Out of the lines below, please list those that hold the string "screenshot".

Web page and app entries:

......

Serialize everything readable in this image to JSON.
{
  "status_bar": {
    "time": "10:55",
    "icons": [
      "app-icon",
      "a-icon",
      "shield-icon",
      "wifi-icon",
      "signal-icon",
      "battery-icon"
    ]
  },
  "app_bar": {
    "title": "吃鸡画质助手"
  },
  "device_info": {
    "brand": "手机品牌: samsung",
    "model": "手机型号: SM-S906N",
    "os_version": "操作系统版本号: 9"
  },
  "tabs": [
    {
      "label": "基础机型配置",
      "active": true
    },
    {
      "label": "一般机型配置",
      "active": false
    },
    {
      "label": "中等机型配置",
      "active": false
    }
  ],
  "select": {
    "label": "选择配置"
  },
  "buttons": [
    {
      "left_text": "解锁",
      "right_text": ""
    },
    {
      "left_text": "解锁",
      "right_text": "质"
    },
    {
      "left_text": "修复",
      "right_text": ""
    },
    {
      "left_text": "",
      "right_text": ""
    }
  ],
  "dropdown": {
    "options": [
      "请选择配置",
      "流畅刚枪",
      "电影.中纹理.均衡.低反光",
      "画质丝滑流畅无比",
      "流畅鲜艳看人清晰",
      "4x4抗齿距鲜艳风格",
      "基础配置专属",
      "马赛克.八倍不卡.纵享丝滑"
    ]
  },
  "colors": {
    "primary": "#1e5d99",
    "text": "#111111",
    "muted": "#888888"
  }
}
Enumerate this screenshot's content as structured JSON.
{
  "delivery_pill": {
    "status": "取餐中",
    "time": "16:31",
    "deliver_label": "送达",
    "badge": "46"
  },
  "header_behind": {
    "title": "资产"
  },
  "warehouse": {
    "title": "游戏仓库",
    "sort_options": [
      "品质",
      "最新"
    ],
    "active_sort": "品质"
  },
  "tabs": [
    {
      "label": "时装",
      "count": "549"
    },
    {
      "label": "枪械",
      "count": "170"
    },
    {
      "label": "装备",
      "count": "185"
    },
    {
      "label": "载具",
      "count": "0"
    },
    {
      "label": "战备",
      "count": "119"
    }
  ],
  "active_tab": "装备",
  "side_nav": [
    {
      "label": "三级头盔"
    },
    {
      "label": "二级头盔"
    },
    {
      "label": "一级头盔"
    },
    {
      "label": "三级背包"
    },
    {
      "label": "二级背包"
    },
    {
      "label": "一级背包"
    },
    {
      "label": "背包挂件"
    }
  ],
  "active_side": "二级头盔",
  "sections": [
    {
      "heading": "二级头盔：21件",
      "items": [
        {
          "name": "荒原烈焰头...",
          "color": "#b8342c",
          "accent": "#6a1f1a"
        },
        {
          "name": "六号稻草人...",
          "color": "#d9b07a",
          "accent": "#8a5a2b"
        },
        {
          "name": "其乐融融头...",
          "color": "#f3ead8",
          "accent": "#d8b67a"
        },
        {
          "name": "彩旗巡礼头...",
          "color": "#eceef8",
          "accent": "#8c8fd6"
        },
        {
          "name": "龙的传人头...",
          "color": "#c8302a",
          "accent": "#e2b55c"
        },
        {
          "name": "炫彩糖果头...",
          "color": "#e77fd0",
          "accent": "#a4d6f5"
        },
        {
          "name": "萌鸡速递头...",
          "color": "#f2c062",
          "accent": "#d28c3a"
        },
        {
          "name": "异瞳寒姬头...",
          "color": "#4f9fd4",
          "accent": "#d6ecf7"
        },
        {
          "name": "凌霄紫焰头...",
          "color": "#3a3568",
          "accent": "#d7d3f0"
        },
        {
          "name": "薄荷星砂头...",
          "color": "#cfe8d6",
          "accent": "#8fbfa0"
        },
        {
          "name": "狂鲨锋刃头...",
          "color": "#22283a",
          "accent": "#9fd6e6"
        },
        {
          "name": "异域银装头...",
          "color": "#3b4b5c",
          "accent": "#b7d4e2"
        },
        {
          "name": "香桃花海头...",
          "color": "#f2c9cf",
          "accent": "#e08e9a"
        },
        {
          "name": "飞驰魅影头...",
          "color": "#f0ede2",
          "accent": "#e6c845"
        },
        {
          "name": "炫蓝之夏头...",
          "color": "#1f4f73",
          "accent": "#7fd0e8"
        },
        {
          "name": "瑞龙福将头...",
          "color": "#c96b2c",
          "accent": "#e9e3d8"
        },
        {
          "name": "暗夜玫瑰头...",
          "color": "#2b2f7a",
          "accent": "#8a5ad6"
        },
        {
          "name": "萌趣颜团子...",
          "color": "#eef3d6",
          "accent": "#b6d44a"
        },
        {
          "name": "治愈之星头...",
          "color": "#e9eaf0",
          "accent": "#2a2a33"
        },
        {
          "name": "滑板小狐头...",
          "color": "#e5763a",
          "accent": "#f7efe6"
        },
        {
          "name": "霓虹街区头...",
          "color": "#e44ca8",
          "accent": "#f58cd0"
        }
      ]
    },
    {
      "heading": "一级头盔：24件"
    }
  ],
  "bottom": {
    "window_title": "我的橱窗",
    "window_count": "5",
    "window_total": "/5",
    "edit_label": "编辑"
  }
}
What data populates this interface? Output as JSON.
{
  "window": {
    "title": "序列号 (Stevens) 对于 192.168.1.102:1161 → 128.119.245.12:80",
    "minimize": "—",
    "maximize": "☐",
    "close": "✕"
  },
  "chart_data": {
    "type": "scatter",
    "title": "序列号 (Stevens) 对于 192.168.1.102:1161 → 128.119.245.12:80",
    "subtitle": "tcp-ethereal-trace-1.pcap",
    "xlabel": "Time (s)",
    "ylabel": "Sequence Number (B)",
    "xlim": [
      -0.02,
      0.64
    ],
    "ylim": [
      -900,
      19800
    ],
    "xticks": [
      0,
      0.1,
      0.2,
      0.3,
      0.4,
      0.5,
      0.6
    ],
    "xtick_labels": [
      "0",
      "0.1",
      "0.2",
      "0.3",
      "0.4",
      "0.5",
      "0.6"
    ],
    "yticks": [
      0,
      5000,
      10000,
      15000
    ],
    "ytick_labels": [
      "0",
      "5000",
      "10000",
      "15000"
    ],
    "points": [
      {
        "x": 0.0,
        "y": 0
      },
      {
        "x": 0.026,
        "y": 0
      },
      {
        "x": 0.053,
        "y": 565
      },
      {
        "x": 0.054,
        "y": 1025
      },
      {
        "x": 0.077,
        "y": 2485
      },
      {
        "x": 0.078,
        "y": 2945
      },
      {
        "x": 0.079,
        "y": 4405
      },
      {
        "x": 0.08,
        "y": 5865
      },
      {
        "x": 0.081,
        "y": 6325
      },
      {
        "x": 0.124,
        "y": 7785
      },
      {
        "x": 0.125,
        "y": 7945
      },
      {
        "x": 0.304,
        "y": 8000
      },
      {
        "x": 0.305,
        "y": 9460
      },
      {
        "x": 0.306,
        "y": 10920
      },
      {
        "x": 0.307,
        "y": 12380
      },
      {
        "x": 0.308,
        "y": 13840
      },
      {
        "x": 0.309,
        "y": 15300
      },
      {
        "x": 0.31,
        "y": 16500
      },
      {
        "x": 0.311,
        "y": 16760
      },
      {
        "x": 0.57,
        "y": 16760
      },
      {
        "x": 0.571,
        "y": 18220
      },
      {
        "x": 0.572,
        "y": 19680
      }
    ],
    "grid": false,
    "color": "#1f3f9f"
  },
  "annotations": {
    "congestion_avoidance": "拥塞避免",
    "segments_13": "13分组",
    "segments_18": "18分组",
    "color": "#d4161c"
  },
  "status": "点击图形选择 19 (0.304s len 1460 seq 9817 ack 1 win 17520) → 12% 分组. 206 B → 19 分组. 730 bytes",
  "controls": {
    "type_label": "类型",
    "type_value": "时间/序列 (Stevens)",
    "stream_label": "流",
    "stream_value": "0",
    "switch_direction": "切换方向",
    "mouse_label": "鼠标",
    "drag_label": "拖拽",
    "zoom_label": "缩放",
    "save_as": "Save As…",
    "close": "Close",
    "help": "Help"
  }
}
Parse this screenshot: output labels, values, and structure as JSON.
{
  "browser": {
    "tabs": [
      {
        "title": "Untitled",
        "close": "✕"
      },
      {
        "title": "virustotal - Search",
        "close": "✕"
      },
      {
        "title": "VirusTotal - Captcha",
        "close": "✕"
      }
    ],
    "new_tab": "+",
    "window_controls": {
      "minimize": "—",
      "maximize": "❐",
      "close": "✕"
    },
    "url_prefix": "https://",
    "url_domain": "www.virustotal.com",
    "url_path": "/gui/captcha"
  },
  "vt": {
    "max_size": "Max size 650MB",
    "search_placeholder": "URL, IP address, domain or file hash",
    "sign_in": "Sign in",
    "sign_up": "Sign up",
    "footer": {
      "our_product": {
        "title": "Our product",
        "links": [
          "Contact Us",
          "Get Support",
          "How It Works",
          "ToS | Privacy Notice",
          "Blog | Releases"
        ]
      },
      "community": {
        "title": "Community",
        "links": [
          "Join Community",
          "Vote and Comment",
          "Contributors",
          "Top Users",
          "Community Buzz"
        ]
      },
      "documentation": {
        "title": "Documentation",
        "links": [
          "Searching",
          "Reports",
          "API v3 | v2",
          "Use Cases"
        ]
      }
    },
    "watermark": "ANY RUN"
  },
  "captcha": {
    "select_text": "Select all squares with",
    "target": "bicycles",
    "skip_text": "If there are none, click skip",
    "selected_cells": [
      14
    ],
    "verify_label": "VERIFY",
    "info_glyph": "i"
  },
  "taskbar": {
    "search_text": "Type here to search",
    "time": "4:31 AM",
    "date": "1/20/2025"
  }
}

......

> _Solution to this task_:
Enumerate this screenshot's content as structured JSON.
Parse this screenshot: output labels, values, and structure as JSON.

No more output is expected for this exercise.